The long, wondrous life of a mostly closeted Texas lesbian, from teenage years in the kitchen at the men's prison to old age in a trailer off RR 23, with the 20th century rolling by in the background. "My first workday at the Imperial State Prison Farm for men was February 8, 1923." When we meet Miss Dara, she has traveled from her home in West Texas all the way to a prison on the outskirts of a steamy, smelly little town called Sugar Land, near Houston. She is hoping to escape the fallout of her passionate love affair with a girl named Rhodie who comes in to buy eggs at the egg store where Dara works—"how could I not love a girl with a butterfly scarf and a bow with no arrows?" At the prison, Dara meets several characters who will greatly influence her life: the horrible and predatory head cook; a mustachioed co-worker named Beauregard; the Warden, a decent man who will play an unexpectedly large role in Dara's future; and a talented if violent prisoner named Huddie. Huddie Ledbetter turns out to be the real-life musician Lead Belly, who actually was pardoned by the governor for his singing. From these beginnings, the story takes many delightful twists and turns, always described succinctly and colorfully by this narrator, who is irresistible even on days when she's "retaining enough water to grow rice in Arizona." By the end of it, she comes to believe "that each and every life has the number of trials it is destined to have, and if you take one away, another one fills its place….No life is easy and no life is hard; it's just what adjectives you choose to use to describe it." Dara's story is a postcard of small-town Texas life from Prohibition through civil rights, tracing the treatment and awareness of gay people through these decades.
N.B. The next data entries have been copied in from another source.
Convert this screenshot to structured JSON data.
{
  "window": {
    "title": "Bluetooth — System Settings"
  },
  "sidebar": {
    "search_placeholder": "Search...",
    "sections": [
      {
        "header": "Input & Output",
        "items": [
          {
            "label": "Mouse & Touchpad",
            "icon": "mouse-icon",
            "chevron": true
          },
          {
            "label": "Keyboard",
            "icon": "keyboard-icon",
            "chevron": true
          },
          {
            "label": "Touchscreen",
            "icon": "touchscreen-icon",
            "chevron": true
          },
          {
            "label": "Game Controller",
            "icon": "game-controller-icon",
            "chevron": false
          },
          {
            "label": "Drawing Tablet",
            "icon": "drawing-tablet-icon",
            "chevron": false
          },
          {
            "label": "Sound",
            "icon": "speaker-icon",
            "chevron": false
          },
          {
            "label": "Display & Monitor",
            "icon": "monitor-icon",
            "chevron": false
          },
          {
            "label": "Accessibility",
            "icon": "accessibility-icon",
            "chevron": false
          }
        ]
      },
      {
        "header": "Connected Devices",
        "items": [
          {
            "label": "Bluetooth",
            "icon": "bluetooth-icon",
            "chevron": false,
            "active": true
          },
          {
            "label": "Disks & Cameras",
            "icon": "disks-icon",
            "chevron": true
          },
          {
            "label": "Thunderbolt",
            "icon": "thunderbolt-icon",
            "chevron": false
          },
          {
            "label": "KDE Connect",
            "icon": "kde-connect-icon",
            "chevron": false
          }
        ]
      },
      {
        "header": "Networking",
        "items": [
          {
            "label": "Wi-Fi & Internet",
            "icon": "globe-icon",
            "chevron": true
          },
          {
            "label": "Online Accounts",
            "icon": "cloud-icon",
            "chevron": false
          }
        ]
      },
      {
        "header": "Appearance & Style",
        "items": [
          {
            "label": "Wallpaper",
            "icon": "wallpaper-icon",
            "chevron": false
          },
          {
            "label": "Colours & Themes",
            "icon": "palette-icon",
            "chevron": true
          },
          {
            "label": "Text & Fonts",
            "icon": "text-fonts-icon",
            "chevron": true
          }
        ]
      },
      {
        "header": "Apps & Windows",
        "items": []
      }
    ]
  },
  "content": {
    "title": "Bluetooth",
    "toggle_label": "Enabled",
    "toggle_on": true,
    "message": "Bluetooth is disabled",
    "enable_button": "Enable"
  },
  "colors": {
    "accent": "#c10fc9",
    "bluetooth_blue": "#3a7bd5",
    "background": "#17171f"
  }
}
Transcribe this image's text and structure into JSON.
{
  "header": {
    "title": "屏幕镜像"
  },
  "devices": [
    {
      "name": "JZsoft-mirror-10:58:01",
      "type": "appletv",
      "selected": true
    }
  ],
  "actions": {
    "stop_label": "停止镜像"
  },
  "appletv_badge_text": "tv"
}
The love child of Fannie Flagg and Rita Mae Brown, Stoner is sure to win her own devoted following with this ravishing debut.